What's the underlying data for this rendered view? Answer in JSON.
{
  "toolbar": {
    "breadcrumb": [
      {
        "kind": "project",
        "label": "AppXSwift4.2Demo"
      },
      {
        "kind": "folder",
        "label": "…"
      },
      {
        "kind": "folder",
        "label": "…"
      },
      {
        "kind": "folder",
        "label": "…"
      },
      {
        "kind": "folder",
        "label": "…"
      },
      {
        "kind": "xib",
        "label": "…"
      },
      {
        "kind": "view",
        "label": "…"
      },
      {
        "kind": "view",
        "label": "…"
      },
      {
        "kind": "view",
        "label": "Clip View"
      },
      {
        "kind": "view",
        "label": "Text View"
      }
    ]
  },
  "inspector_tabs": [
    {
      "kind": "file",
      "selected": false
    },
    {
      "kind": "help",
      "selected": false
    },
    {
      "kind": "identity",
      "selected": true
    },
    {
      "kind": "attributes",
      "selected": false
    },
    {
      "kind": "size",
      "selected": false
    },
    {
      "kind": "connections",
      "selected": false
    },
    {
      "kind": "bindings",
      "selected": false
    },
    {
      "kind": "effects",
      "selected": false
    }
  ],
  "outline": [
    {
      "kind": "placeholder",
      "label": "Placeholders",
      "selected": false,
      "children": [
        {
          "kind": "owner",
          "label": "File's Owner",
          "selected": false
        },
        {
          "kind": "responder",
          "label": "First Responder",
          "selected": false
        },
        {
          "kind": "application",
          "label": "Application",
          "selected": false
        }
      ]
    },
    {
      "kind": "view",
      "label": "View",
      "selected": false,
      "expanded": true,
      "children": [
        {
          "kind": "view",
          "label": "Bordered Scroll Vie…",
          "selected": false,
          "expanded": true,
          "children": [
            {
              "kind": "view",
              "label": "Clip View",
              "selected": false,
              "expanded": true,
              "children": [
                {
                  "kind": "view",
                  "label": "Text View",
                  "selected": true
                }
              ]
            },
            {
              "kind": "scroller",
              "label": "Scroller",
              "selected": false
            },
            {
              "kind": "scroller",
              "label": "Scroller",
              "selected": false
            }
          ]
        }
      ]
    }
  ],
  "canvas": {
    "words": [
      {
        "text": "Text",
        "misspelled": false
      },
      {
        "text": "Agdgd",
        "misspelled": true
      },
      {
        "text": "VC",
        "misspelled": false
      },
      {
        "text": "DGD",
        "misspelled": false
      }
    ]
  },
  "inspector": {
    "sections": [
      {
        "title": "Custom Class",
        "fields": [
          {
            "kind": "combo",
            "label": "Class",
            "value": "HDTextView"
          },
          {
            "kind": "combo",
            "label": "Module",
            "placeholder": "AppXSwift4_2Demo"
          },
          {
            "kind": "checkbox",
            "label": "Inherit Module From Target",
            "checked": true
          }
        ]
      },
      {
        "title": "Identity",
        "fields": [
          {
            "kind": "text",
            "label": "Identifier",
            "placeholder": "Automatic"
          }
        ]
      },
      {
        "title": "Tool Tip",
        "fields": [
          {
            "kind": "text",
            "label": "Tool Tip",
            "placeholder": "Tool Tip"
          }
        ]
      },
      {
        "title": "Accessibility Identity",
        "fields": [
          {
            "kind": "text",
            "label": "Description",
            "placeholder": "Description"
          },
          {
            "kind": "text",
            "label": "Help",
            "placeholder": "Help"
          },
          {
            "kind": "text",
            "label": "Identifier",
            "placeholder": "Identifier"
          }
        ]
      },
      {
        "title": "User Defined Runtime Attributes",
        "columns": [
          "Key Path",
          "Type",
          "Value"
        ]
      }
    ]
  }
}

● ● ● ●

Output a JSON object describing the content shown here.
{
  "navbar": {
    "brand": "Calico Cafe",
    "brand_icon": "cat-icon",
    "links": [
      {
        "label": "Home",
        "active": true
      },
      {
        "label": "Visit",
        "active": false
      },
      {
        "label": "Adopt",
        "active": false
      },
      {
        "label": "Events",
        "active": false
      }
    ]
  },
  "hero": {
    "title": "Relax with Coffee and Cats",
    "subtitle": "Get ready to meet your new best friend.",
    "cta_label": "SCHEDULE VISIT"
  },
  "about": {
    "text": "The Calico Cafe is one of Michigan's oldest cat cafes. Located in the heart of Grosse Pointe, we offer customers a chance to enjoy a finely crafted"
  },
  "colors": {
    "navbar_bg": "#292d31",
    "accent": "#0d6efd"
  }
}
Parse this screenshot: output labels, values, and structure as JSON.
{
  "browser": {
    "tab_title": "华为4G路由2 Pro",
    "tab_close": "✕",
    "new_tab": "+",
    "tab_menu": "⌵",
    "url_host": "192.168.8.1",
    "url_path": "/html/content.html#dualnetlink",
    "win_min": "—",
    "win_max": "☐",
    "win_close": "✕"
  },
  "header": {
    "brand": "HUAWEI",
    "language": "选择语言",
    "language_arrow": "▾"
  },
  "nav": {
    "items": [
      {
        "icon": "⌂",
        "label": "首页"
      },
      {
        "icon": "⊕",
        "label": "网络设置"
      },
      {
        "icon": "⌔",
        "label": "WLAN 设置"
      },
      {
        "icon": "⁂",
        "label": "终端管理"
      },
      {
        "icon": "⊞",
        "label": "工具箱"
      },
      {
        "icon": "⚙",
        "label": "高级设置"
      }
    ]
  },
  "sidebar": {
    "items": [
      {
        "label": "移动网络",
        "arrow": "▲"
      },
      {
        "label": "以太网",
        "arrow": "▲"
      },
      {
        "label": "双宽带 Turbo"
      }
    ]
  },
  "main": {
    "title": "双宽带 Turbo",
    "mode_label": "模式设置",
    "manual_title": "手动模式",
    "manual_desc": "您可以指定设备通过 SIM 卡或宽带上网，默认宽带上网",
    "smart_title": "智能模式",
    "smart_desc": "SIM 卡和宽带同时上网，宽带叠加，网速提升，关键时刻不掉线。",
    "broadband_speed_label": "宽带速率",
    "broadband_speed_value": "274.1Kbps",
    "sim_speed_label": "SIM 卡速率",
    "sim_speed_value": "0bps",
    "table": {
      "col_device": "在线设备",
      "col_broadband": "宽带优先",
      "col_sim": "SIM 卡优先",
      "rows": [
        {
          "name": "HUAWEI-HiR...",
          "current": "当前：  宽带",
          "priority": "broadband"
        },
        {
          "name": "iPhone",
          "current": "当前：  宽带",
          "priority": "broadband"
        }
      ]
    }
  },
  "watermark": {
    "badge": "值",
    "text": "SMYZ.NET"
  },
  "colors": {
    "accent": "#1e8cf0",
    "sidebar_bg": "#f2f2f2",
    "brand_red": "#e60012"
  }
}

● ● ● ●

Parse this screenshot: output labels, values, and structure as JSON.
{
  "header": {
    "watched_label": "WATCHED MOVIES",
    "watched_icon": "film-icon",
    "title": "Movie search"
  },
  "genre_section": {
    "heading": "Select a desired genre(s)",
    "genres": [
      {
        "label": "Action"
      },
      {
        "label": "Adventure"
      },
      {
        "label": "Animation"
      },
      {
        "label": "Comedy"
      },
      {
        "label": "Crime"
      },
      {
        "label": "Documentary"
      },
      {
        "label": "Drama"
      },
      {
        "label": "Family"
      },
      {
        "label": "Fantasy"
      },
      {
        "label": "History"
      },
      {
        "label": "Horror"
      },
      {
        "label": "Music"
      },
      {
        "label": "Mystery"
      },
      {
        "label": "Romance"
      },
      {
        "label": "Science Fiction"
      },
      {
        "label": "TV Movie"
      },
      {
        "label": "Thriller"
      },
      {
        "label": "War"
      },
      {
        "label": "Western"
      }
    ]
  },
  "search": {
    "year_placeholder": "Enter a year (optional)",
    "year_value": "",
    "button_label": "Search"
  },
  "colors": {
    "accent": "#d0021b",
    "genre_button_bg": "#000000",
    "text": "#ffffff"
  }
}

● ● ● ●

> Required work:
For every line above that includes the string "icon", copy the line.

> Problem solution:
    "brand_icon": "cat-icon",
        "icon": "⌂",
        "icon": "⊕",
        "icon": "⌔",
        "icon": "⁂",
        "icon": "⊞",
        "icon": "⚙",
    "watched_icon": "film-icon",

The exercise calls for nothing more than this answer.